Closer, I heard tools clanking where the pickers had gone. Maybe ladders being repositioned? Or bin trailers being hooked up to tractors?
Occasionally, a bird cannon fired. These propane-powered devices emit a sound a bit like a shotgun every few minutes to scare birds off the ripening cherries. Like the sprayers, bird cannons are a seasonal sound that lasts only as long as red cherries are on the trees. By July month-end, the orchards in my area will have been all picked and the bird cannons will be put away until next year.
Across the river, the sound of a motorcycle on route 28 drifted up on a breeze. And then a truck. I can sometimes hear trains on my side of the river, but none seemed to go by.
Birds — I heard them, too. Song birds greeting the day. Robins, magpies, quail.
One of my bees flew over to the bench and poked around. Maybe she thought my purple tank top was some sort of enormous flower that had blossomed overnight. Penny, bothered by the close buzzing, sat up. It wasn’t until she lunged at the bee that it flew away.
Meanwhile, the earth rotated toward the east and the sky got brighter and brighter.
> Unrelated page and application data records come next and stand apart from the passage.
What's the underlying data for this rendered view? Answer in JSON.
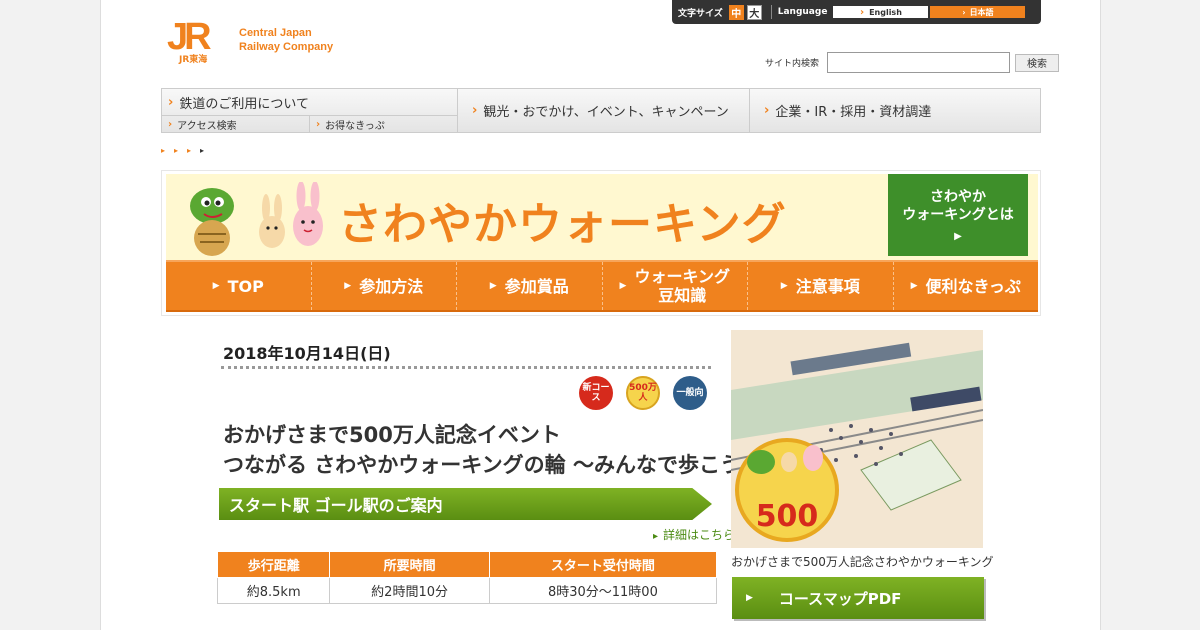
{
  "header": {
    "logo_mark": "JR",
    "logo_sub": "JR東海",
    "logo_line1": "Central Japan",
    "logo_line2": "Railway Company"
  },
  "util": {
    "font_size_label": "文字サイズ",
    "font_mid": "中",
    "font_big": "大",
    "language_label": "Language",
    "lang_en": "English",
    "lang_ja": "日本語"
  },
  "search": {
    "label": "サイト内検索",
    "button": "検索",
    "value": ""
  },
  "gnav": {
    "item1": "鉄道のご利用について",
    "sub1": "アクセス検索",
    "sub2": "お得なきっぷ",
    "item2": "観光・おでかけ、イベント、キャンペーン",
    "item3": "企業・IR・採用・資材調達"
  },
  "breadcrumbs": [
    "",
    "",
    "",
    ""
  ],
  "banner": {
    "title": "さわやかウォーキング",
    "about_line1": "さわやか",
    "about_line2": "ウォーキングとは"
  },
  "orange_nav": {
    "top": "TOP",
    "how": "参加方法",
    "prize": "参加賞品",
    "trivia_line1": "ウォーキング",
    "trivia_line2": "豆知識",
    "notes": "注意事項",
    "tickets": "便利なきっぷ"
  },
  "event": {
    "date": "2018年10月14日(日)",
    "badge_new": "新コース",
    "badge_500": "500万人",
    "badge_general": "一般向",
    "title_line1": "おかげさまで500万人記念イベント",
    "title_line2": "つながる さわやかウォーキングの輪 ～みんなで歩こう～",
    "station_bar": "スタート駅 ゴール駅のご案内",
    "detail_link": "詳細はこちら",
    "table_headers": [
      "歩行距離",
      "所要時間",
      "スタート受付時間"
    ],
    "table_values": [
      "約8.5km",
      "約2時間10分",
      "8時30分～11時00"
    ]
  },
  "sidebar": {
    "poster_caption": "おかげさまで500万人記念さわやかウォーキング",
    "map_button": "コースマップPDF"
  },
  "colors": {
    "brand_orange": "#f0821e",
    "brand_green": "#5a8e12"
  }
}
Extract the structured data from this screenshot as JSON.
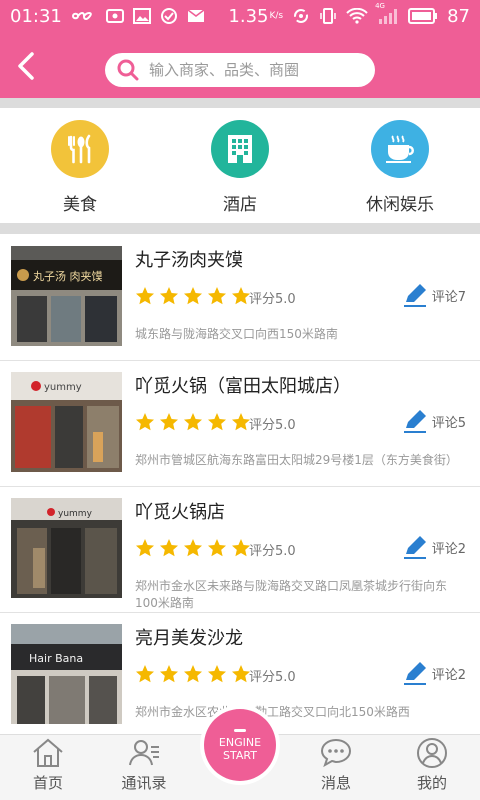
{
  "status_bar": {
    "time": "01:31",
    "speed": "1.35",
    "speed_unit": "K/s",
    "network": "4G",
    "battery": "87"
  },
  "header": {
    "search_placeholder": "输入商家、品类、商圈"
  },
  "categories": [
    {
      "label": "美食",
      "icon": "fork-spoon-knife-icon",
      "color": "#f2c33a"
    },
    {
      "label": "酒店",
      "icon": "hotel-building-icon",
      "color": "#22b59b"
    },
    {
      "label": "休闲娱乐",
      "icon": "coffee-cup-icon",
      "color": "#3eb1e3"
    }
  ],
  "shops": [
    {
      "name": "丸子汤肉夹馍",
      "rating": "评分5.0",
      "stars": 5,
      "comments": "评论7",
      "address": "城东路与陇海路交叉口向西150米路南"
    },
    {
      "name": "吖觅火锅（富田太阳城店）",
      "rating": "评分5.0",
      "stars": 5,
      "comments": "评论5",
      "address": "郑州市管城区航海东路富田太阳城29号楼1层（东方美食街）"
    },
    {
      "name": "吖觅火锅店",
      "rating": "评分5.0",
      "stars": 5,
      "comments": "评论2",
      "address": "郑州市金水区未来路与陇海路交叉路口凤凰茶城步行街向东100米路南"
    },
    {
      "name": "亮月美发沙龙",
      "rating": "评分5.0",
      "stars": 5,
      "comments": "评论2",
      "address": "郑州市金水区农业路与勤工路交叉口向北150米路西"
    }
  ],
  "thumb_signs": {
    "shop1": "丸子汤   肉夹馍",
    "shop2": "yummy",
    "shop3": "yummy",
    "shop4": "Hair Bana"
  },
  "nav": {
    "home": "首页",
    "contacts": "通讯录",
    "engine_line1": "ENGINE",
    "engine_line2": "START",
    "messages": "消息",
    "mine": "我的"
  },
  "colors": {
    "brand": "#ef5e96",
    "star": "#f5b800",
    "comment_icon": "#2a7fd0"
  }
}
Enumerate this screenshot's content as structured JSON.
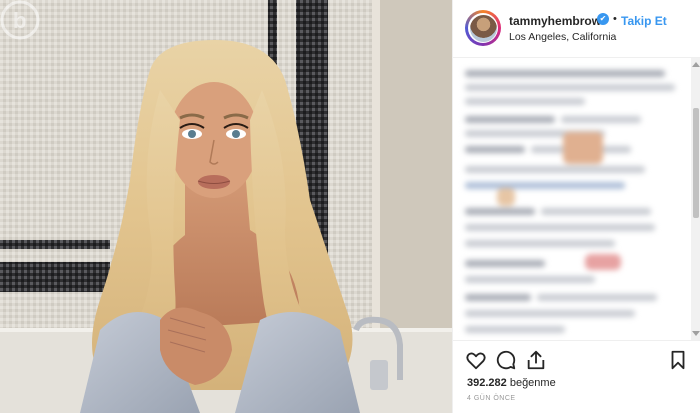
{
  "post": {
    "username": "tammyhembrow",
    "verified_mark": "✔",
    "separator": "•",
    "follow_label": "Takip Et",
    "location": "Los Angeles, California",
    "likes_count": "392.282",
    "likes_label": "beğenme",
    "time_ago": "4 GÜN ÖNCE"
  },
  "icons": {
    "like": "heart-icon",
    "comment": "comment-icon",
    "share": "share-icon",
    "save": "bookmark-icon",
    "verified": "verified-badge-icon"
  },
  "colors": {
    "accent": "#3897f0",
    "text": "#262626",
    "muted": "#999999"
  }
}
A golden light reached out and touched the basalt cliffs behind me. Then it began creeping down from the mountains and cliffs and hillsides, bathing everything it touched with a golden light.
The new day was born.
It’s funny, but when some people watch a sunrise or sunset, they look at the sun. But that’s not where the show is. The show is in the opposite direction, where the changing light makes deep shadows and glowing highlights on the things we see every day.
I watched the light shine on everything around me. I especially liked the way it touched the tips of the bunch grass I’d left long around Lookout Point.
The light spread like a carpet over the earth. Shadows filled in with light. The magic of first light faded quickly at Lookout Point. Too quickly. I wished it could last all day.
As I sat there with Penny, savoring the last few minutes of the sunrise, I thought back to sunrises I’d experienced years ago. Back when I was in my early 20s, I’d dated a man who liked sunrises as much as I do. I distinctly remember waking up very early one morning and driving through the darkness to Montauk Point out on Long Island in New York. We found a rock to sit on and sat close together, looking out toward the brightness of the eastern horizon while waves crashed gently on the shore. If I think hard enough, I can remember — or at least imagine — the way the sun’s first light felt warm on my skin and the way his body felt comfortably close to mine. Afterward, we lay back on that big, flat rock and I fell asleep in his arms.
I miss moments like that, long gone and likely forgotten by the man I shared them with. Over the years, he grew and changed. Like so many of us, he forgot about the simple beauty of a sunrise and the wonder of a day being born, caught up instead with chasing the almighty dollar and keeping up appearances for people who really don’t matter. His loss — but he probably doesn’t even realize it.
Are you guilty of that, too? Be honest with yourself. I think I was, at least for a while.
I think that moving here has helped me reconnect with the simple things in life — getting back in tune with nature, stopping to look and listen and experience my surroundings. Gone are the days when I spent too much time commuting between two homes and dealing with the noise and crowds of a city I never really wanted to live in. Last night, I enjoyed squash from my garden; this morning, I ate cherries I picked yesterday with yogurt I made the day before. My chickens will soon be laying eggs; I can’t wait to make my special pound cake with those rich fresh eggs and butter. I’ll fill the hummingbird feeder in a while and check my bee hives for capped honey frames. Maybe I’ll head down into town for lunch with some friends.
Life is what you make it and my life is good.